The UK's leading eating disorder charity has called for the sale of laxatives to children to be more strictly regulated.
Beat estimates 80% of those affected by eating disorders in the UK have misused laxatives in order to lose weight.
It says supermarkets have done nothing to restrict sales of the medicine to young people.
UK supermarkets say their sale of laxatives complies with regulation set by the medicines regulator, the MHRA.
Beat says eating disorders most commonly develop during adolescence.
Teens are turning to stimulant laxatives believing they can quickly lose weight, with some children known to be taking dozens of laxative pills on a daily basis, they say.
Medical professionals warn that laxative abuse can cause diarrhoea, dehydration and electrolyte imbalances that can lead to kidney failure.
It can also damage the liver and potentially damage the heart leading to heart failure and death.
Beat wants supermarkets and retailers to reduce the ease with which young people can buy laxatives in large quantities.
The charity is calling for a minimum purchase age of 16, the maximum pack size reduced to ten tablets, sales restricted to pharmacies and a warning label on packets that states "this is not a weight loss product".
The Dulcolax and Senokot tablets currently have age restrictions on the packets.
Dulcolax states that the dosage instructions are for adults and children over 10, and children under 10 should consult a doctor before taking them.
The Senokot packet advises the dosage instructions are for adults and children over twelve, and that children 6 years and older should consult a doctor before taking them. They do not recommend the drug for children under 6.
Both and Dulcolax and Senokot say that they treat the issue of eating disorders very seriously and say they fully comply with all the legal requirements made by MHRA (Medicines and Healthcare products Regulatory Agency).
"We've seen a 30% increase in calls to our help lines over the last year where people have mentioned overusing laxatives in unhealthy way," Susan Ringwood, chief executive of Beat, told BBC Watchdog.
"And that does include a significant number of young people as well," she added.
Lottie Hall is 17 years old. She started taking stimulant laxatives to help her lose weight when she was 13 and now has long term damage from laxative abuse.
"At first it would start with just a few, 4 or 5. Over time my body just got used to it and in the end I could be taking 20 to 30 a day to get them to have the desired effect.
"It was a long time, probably about 3 years before my parents found out and I started getting help for it.
"They'll be times where I'm out and all of a sudden it gets really uncomfortable and I have no control over it.
"I was a school once and I was in the corridor and was crouching down and holding my stomach in agony and my friend found me and she asked me what was wrong and I had to tell her and it was a really embarrassing situation.
"She actually had to tell my teacher and my teacher had to tell my mum."
In 2009 Beat warned Tesco, Sainsbury's, Morrisons and Asda that children were buying the medicine in large quantities. But the charity says nothing was done.
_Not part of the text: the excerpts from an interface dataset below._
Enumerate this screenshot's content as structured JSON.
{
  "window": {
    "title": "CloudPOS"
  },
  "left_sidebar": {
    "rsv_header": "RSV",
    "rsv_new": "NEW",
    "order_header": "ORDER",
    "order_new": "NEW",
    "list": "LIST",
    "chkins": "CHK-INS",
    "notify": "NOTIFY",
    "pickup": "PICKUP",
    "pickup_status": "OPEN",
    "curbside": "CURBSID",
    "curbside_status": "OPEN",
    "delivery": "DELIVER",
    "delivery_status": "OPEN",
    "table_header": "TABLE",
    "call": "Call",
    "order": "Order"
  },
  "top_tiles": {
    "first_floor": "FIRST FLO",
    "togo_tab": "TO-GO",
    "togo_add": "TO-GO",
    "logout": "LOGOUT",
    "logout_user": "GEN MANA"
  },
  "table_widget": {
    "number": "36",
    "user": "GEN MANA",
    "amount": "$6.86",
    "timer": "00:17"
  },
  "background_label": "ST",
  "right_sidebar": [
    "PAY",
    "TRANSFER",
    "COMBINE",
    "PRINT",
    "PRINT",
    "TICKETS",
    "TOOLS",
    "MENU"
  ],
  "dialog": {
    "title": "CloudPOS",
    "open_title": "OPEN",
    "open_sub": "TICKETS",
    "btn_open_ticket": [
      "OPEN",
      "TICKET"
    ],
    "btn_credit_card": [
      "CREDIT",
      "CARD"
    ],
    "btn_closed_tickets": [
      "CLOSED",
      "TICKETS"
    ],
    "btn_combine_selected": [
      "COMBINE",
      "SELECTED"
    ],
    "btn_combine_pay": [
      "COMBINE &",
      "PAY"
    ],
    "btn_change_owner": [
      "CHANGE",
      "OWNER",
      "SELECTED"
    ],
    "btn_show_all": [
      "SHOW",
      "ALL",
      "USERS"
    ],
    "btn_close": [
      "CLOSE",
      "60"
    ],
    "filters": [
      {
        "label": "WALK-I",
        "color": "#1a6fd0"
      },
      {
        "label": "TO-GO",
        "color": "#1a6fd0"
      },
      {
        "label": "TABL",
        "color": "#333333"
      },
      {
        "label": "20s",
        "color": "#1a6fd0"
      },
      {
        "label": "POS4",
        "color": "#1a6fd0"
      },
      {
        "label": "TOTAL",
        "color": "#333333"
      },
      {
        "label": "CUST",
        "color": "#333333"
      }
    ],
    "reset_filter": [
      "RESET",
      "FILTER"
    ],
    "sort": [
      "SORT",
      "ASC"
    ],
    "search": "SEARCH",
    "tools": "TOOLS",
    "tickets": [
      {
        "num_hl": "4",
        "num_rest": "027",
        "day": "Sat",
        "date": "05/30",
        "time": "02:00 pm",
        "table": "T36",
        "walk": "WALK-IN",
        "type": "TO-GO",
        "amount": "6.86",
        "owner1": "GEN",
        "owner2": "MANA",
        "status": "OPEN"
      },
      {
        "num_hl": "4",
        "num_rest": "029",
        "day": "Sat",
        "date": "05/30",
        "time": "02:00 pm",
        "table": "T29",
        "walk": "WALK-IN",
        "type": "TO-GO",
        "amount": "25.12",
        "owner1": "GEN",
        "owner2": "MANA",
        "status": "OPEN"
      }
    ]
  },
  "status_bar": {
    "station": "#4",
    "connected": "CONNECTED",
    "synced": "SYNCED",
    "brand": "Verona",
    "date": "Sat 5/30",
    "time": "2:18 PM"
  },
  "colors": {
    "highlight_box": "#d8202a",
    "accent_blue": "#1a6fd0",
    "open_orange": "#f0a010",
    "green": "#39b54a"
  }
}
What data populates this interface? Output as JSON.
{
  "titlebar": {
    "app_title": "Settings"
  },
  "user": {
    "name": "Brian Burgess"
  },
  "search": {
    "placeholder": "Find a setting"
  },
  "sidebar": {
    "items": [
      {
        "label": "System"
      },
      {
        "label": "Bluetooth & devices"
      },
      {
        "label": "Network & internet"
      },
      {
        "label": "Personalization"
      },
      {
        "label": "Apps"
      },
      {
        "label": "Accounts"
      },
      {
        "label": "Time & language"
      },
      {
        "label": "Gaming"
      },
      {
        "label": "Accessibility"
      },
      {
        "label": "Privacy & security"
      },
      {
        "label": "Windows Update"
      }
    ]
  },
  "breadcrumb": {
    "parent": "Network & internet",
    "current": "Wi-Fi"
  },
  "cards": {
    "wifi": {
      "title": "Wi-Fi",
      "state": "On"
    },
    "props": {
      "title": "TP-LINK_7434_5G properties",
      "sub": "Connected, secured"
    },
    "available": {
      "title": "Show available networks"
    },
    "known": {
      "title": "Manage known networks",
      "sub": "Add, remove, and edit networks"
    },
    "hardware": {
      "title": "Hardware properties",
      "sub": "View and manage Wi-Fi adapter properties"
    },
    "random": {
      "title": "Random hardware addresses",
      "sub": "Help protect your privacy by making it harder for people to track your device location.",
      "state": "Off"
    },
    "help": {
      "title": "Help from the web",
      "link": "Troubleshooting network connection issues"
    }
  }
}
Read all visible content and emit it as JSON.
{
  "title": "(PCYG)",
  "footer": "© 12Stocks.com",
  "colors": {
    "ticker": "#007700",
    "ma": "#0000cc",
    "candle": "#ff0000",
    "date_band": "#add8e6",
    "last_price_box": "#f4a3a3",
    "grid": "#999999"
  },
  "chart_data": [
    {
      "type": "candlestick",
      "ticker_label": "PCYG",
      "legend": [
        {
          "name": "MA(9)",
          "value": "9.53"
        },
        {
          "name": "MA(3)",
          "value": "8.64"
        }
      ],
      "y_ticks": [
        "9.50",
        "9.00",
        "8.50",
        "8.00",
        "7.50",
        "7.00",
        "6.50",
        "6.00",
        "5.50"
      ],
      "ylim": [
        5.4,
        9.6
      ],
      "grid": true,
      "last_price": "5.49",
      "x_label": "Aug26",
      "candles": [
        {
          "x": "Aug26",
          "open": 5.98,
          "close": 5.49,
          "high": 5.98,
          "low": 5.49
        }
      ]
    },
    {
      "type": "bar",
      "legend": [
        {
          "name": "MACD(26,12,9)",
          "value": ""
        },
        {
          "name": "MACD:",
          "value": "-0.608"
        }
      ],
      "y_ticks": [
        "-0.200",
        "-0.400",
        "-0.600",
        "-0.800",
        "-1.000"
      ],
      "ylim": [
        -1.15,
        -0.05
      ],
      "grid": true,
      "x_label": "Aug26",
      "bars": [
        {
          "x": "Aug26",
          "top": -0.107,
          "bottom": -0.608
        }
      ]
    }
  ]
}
National Institute of Health and Clinical Excellence (NICE) says that 1.6 million people in the UK are affected by an eating disorder and according to research from Beat, 80% of those surveyed by the charity admitted that they had misused laxatives in order to lose weight.
Dr Babu Vadamalayan, a paediatrician and gastroenterologist at Kings and St Thomas Hospital, told BBC Watchdog that the eating disorder unit at Maudsley Hospital say they see 140 under 18s with eating disorders every year and 10-15% of them are abusing laxatives.
As part of an investigation, BBC Watchdog sent four 14-year-old actors into 25 branches of Tesco, Sainsbury's, Morrisons, Asda and Boots stores to purchase three boxes of stimulant laxatives.
The actors were not stopped or questioned by staff in any of the stores, despite buying a minimum of 60 tablets in each store.
MHRA (Medicines and Healthcare products Regulatory Agency) recognise the concern.
The body says it has consulted independent experts and believes that restricting the sale of laxatives or reducing pack sizes would not be appropriate.
However, it adds that it is working with manufacturers to get stronger warnings printed on products and will monitor their safety and take further action if necessary.
Boots and the four supermarkets said that they fully comply with current government and MHRA regulations on selling laxatives.
Sainsbury's and Boots added that they are retraining their staff to better identify signs of laxative misuse.
You can see the full report on BBC Watchdog at 20:00 BST on Thursday 16 October.